About this exercise
Without any images, write the listing below out word for word.

Information supplied
* * *

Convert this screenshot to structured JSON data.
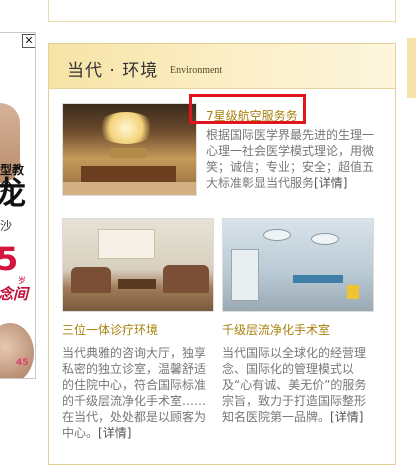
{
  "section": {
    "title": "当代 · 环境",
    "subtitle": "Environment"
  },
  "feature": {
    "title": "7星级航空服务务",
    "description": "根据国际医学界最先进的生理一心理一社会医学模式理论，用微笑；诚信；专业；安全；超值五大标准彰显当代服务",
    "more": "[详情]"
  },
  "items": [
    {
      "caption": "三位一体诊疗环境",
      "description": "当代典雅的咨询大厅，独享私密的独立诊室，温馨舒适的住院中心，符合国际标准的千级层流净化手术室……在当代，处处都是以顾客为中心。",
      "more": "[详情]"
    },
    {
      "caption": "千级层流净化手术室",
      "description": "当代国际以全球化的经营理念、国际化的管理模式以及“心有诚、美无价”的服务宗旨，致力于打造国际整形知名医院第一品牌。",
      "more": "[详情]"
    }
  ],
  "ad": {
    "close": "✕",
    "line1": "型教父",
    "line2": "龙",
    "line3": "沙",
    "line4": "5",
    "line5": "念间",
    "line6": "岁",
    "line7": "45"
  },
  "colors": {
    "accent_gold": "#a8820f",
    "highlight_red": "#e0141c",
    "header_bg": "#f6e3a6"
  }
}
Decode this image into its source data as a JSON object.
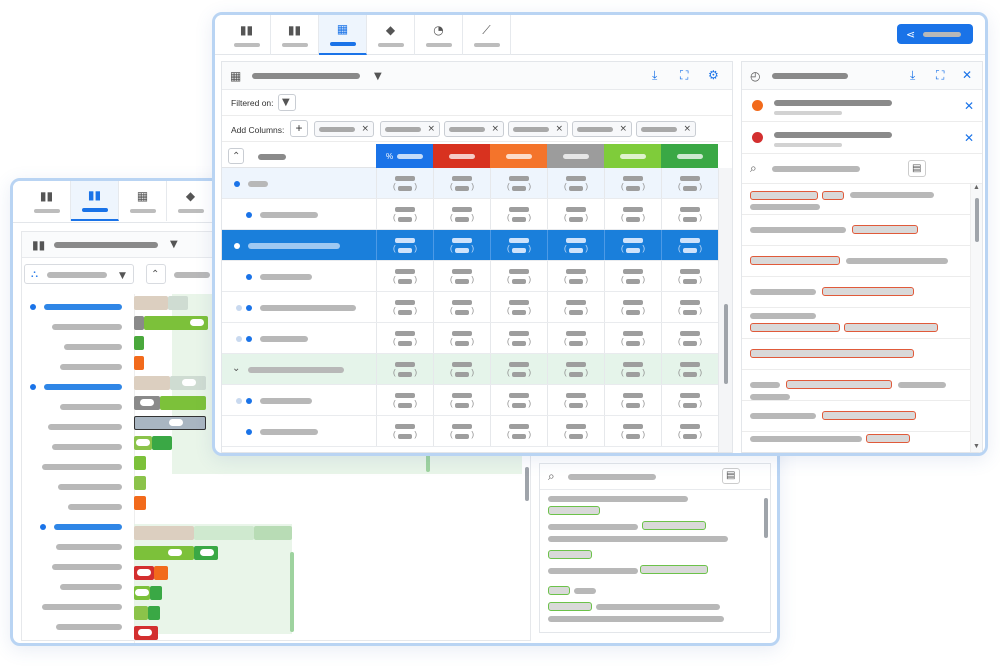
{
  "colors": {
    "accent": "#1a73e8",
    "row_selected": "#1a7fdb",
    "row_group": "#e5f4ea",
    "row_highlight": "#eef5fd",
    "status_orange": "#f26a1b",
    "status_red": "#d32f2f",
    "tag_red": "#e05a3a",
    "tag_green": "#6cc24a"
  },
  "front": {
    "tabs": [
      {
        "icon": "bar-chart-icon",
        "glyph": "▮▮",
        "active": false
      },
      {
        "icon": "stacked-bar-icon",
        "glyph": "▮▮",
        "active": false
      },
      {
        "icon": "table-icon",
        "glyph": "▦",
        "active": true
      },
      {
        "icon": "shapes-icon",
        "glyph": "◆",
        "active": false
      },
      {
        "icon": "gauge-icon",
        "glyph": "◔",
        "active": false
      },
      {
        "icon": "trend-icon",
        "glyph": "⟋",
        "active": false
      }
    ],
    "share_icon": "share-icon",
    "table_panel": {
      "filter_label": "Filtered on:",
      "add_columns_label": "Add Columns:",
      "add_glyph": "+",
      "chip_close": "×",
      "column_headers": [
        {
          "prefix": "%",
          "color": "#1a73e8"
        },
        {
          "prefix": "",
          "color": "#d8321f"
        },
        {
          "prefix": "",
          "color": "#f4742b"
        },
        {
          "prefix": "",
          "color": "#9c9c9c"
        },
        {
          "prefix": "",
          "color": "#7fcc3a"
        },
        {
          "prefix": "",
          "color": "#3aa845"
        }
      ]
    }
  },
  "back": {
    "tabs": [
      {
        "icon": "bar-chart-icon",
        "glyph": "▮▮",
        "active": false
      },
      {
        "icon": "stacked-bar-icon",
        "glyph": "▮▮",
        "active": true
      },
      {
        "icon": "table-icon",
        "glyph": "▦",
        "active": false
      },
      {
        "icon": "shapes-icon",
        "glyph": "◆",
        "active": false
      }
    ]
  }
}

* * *

Answer section
Convert this screenshot to structured JSON data.
{
  "section": {
    "title": "当代 · 环境",
    "subtitle": "Environment"
  },
  "feature": {
    "title": "7星级航空服务务",
    "description": "根据国际医学界最先进的生理一心理一社会医学模式理论，用微笑；诚信；专业；安全；超值五大标准彰显当代服务",
    "more": "[详情]"
  },
  "items": [
    {
      "caption": "三位一体诊疗环境",
      "description": "当代典雅的咨询大厅，独享私密的独立诊室，温馨舒适的住院中心，符合国际标准的千级层流净化手术室……在当代，处处都是以顾客为中心。",
      "more": "[详情]"
    },
    {
      "caption": "千级层流净化手术室",
      "description": "当代国际以全球化的经营理念、国际化的管理模式以及“心有诚、美无价”的服务宗旨，致力于打造国际整形知名医院第一品牌。",
      "more": "[详情]"
    }
  ],
  "ad": {
    "close": "✕",
    "line1": "型教父",
    "line2": "龙",
    "line3": "沙",
    "line4": "5",
    "line5": "念间",
    "line6": "岁",
    "line7": "45"
  },
  "colors": {
    "accent_gold": "#a8820f",
    "highlight_red": "#e0141c",
    "header_bg": "#f6e3a6"
  }
}
Decode this image into its source data as a JSON object.
{
  "colors": {
    "accent": "#1a73e8",
    "row_selected": "#1a7fdb",
    "row_group": "#e5f4ea",
    "row_highlight": "#eef5fd",
    "status_orange": "#f26a1b",
    "status_red": "#d32f2f",
    "tag_red": "#e05a3a",
    "tag_green": "#6cc24a"
  },
  "front": {
    "tabs": [
      {
        "icon": "bar-chart-icon",
        "glyph": "▮▮",
        "active": false
      },
      {
        "icon": "stacked-bar-icon",
        "glyph": "▮▮",
        "active": false
      },
      {
        "icon": "table-icon",
        "glyph": "▦",
        "active": true
      },
      {
        "icon": "shapes-icon",
        "glyph": "◆",
        "active": false
      },
      {
        "icon": "gauge-icon",
        "glyph": "◔",
        "active": false
      },
      {
        "icon": "trend-icon",
        "glyph": "⟋",
        "active": false
      }
    ],
    "share_icon": "share-icon",
    "table_panel": {
      "filter_label": "Filtered on:",
      "add_columns_label": "Add Columns:",
      "add_glyph": "+",
      "chip_close": "×",
      "column_headers": [
        {
          "prefix": "%",
          "color": "#1a73e8"
        },
        {
          "prefix": "",
          "color": "#d8321f"
        },
        {
          "prefix": "",
          "color": "#f4742b"
        },
        {
          "prefix": "",
          "color": "#9c9c9c"
        },
        {
          "prefix": "",
          "color": "#7fcc3a"
        },
        {
          "prefix": "",
          "color": "#3aa845"
        }
      ]
    }
  },
  "back": {
    "tabs": [
      {
        "icon": "bar-chart-icon",
        "glyph": "▮▮",
        "active": false
      },
      {
        "icon": "stacked-bar-icon",
        "glyph": "▮▮",
        "active": true
      },
      {
        "icon": "table-icon",
        "glyph": "▦",
        "active": false
      },
      {
        "icon": "shapes-icon",
        "glyph": "◆",
        "active": false
      }
    ]
  }
}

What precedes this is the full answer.